There are companies which have increased operating revenues, but this has not translated into increased operating profits as it is matched by high cost of production.
Companies started releasing annual results since the country adopted the use of multiple currencies and they use the US dollar as the standard currency.
Signs are that despite the stability that came with the use of multiple currencies, companies are yet to fully enjoy the benefits.
Four listed companies released annual results last week and there was a trend showing that the cost of doing business in the country is still very high.
Hwange Colliery Company, one of the companies which released their annual results last week, had revenue of US$66,3 million with operating and administrative costs totalling US$60,4 million.
This shows that it costs close to US$0,90 cents for the coal and coke producing company to make a dollar.
Financial group ZB Holdings was also caught in the same trap with its operating costs almost equalling revenue, leaving them with a net profit of US$112 312.
Economists have attributed this position to the high costs of utilities which lead companies to price their products highly thus the increase in revenue, but at the same time this would be washed away.
David Mupamhadzi, an economist, said this was a sign that there were structural problems in the economy.
“We have a situation where importing chickens from Brazil is lower than growing the chickens in the country,” said Mupamhadzi. “One way of addressing this structural problem is to come up with policies aimed at the key enabler perspective, that is the capacity of industry to produce at low cost.”

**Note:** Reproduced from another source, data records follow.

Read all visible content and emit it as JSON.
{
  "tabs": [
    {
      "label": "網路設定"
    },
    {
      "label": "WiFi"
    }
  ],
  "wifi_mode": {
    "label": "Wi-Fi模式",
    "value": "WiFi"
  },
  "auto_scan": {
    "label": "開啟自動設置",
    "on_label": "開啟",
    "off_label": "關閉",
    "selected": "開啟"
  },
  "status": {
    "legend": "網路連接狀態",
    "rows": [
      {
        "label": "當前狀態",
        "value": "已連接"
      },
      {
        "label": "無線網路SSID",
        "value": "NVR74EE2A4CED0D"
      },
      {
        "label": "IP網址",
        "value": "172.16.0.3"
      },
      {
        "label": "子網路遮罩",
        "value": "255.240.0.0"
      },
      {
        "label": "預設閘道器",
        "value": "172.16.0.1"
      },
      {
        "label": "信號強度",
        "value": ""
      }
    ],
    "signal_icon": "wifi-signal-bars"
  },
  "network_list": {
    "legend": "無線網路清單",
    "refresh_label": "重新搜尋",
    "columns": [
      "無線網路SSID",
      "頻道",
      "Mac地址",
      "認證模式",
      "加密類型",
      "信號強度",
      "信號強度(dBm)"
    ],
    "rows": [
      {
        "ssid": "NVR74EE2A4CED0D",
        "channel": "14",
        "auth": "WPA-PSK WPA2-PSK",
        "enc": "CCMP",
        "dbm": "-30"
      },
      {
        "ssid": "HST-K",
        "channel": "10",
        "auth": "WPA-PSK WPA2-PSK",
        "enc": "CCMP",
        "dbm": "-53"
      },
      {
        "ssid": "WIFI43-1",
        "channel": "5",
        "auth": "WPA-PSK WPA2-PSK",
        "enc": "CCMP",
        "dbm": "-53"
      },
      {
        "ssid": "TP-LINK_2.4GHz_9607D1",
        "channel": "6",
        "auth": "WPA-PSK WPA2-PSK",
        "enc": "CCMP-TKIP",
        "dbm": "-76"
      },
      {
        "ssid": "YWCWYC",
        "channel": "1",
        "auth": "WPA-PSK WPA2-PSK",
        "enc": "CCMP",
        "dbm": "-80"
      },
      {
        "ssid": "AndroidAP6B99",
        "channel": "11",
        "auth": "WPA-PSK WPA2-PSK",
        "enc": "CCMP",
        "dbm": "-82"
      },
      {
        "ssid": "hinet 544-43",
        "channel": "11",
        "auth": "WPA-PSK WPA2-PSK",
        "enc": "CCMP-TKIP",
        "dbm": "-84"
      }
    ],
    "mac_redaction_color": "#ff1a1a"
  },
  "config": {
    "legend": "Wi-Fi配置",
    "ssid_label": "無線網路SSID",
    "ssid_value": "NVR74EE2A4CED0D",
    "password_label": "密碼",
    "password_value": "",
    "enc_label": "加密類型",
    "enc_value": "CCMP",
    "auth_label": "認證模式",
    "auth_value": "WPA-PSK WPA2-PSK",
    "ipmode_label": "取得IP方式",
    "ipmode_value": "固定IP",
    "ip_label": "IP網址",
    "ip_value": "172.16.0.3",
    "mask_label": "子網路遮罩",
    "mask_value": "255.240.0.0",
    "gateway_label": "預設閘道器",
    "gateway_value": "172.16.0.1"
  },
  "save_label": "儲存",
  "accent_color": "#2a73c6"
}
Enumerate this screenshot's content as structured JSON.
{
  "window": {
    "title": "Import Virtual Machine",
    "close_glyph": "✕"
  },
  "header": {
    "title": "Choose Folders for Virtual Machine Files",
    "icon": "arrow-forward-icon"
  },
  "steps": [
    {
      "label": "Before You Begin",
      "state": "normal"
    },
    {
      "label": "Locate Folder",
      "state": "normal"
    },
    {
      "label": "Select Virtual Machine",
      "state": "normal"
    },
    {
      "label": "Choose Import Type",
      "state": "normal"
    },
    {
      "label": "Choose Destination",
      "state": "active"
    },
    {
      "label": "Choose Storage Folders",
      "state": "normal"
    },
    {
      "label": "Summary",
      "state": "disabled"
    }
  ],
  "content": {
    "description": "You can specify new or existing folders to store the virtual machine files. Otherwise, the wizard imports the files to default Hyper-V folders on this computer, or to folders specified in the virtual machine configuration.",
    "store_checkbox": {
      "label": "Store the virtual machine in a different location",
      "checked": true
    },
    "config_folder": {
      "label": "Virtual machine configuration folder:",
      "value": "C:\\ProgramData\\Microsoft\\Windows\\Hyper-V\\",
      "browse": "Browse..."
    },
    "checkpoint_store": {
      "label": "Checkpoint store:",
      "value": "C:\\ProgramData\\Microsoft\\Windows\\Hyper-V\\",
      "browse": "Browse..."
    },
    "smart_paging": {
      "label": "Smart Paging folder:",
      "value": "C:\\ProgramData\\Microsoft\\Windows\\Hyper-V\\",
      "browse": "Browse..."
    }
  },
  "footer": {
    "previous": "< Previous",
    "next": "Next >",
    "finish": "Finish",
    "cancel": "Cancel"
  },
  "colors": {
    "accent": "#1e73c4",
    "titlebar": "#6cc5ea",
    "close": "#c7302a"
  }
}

Mupamhadzi added that this would include looking at why the utilities — that is energy, water and other rates — are high.
High operating costs are spread across all sectors of the economy.
Zimre Holdings Ltd (ZHL) was also pulled down by the high operating cost
which was almost at par with income leaving them only US$1,2 million richer. This was despite a US$39,6 million revenue generation.
ZHL chairperson, Ben Kumalo, said there were liquidity constraints limiting inflows of foreign funds and the absence of long-term funding which was affecting the performance of productive sectors.
“The insurance and banking sectors are still to realise the full benefits from the economic stabilisation and recovery,” said Kumalo. “Low income levels and severe liquidity constraints continue to affect the uptake of insurance and banking products on the domestic market.”
CBZ Holdings was an exception as it managed a US$8,1 million profit from a US$16,1 million revenue meaning that it cost the financial institution 63 cents to make a dollar.
Despite their exceptional performance, CBZ chairperson Luxon Zembe said there was “perceived high country risk coupled by challenges in the supply of electricity and water, deteriorating infrastructure in the form of road and rail network”.